BONUS TIP: There are lots of great budgeting apps, but I recommend a paper budget when you first start budgeting. There is something powerful about having to write down your numbers. Grab your copy of the Quick Budget form (provided courtesy of Ramsey Solutions) here.
#2 - AVOID DEBT
Speaking of debt, it's crucial to keep debt under control in your 20s. If you have student
loans or credit card debt, make sure you're making at least the minimum
payments on time every month. If you can, try to pay more than the minimum to
reduce the amount of interest you'll pay over time. If you're struggling with
debt, consider talking to a financial advisor or credit counselor who can help
you come up with a plan to pay it off. And pay cash as often as possible instead of using your debit or credit cards.
#3 - START SAVING
Another important aspect of money management in your 20s is saving for the future. Even if retirement seems far away, it's never too early to start saving.
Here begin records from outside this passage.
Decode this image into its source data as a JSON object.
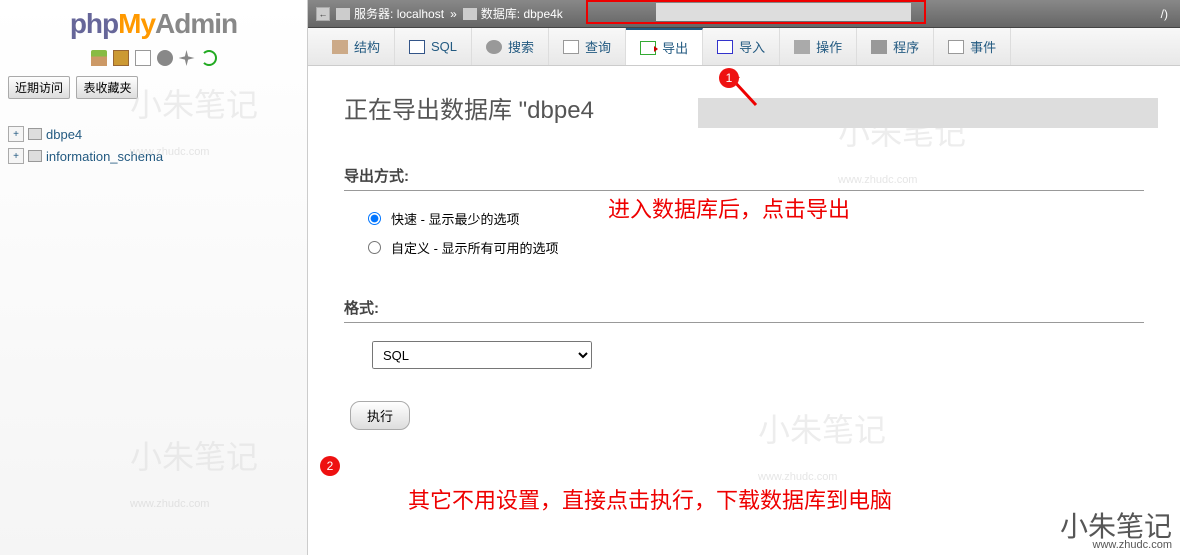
{
  "logo": {
    "php": "php",
    "my": "My",
    "admin": "Admin"
  },
  "recentFav": {
    "recent": "近期访问",
    "favorites": "表收藏夹"
  },
  "dbTree": [
    {
      "name": "dbpe4"
    },
    {
      "name": "information_schema"
    }
  ],
  "breadcrumb": {
    "serverLabel": "服务器:",
    "serverValue": "localhost",
    "sep": "»",
    "dbLabel": "数据库:",
    "dbValue": "dbpe4k",
    "trail": "/)"
  },
  "tabs": {
    "struct": "结构",
    "sql": "SQL",
    "search": "搜索",
    "query": "查询",
    "export": "导出",
    "import": "导入",
    "ops": "操作",
    "proc": "程序",
    "event": "事件"
  },
  "title": "正在导出数据库 \"dbpe4",
  "exportMethod": {
    "label": "导出方式:",
    "quick": "快速 - 显示最少的选项",
    "custom": "自定义 - 显示所有可用的选项"
  },
  "format": {
    "label": "格式:",
    "selected": "SQL"
  },
  "go": "执行",
  "annotations": {
    "top": "进入数据库后，点击导出",
    "bottom": "其它不用设置，直接点击执行，下载数据库到电脑",
    "badge1": "1",
    "badge2": "2"
  },
  "watermark": {
    "name": "小朱笔记",
    "url": "www.zhudc.com"
  }
}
Consider contributing to a 401(k) or IRA if your employer offers one, and try to save a portion of each paycheck.
You should also build an emergency fund that can cover at least three to six months' worth of expenses in case of a job loss or unexpected expenses.
#4 - PRACTICE MINDFUL SPENDING
When it comes to spending, try to be mindful of where your money is going. It's easy to get caught up in the latest trends or social events, but it's important to prioritize your financial goals. Ask yourself if a purchase is something you really need, or if it's just something you want at the moment. Try to focus on experiences rather than material possessions, as they tend to bring more long-term happiness.
#5 - TALK TO A TRUSTED ADVISOR
Finally, don't be afraid to ask for help or advice when it comes to money management. Your parents, friends, or financial wellness coaches (like me) can offer valuable insights and tips to help you navigate this phase of your life.
In conclusion, money management in your 20s can be a challenge, but with some discipline and focus, you can set yourself up for financial success. Remember to create a budget, control your debt, save for the future, be mindful of your spending, and seek advice when needed. You can do it!
Kat Sanford, aka “The Abundance Alchemist” is a financial wellness coach for women entrepreneurs and their families. As a Ramsey Solutions Master Financial Coach, she is passionate about helping people feel empowered when dealing with money so they can achieve the financial freedom that allows them to live a purpose-filled, prosperous life.
Kat has been published in the Bay Area Houston Magazine. is a FemCity contributor, and speaks on money mindset, budgeting, debt reduction, and heart-centered leadership.
To connect with Kat, you can find her via @thekatsanford on major social media channels.
Please note: This information is not presented by an accountant, attorney, or financial advisor and is for educational and informational purposes only. The content is not intended to be a substitute for professional accounting, financial, legal, or tax advice.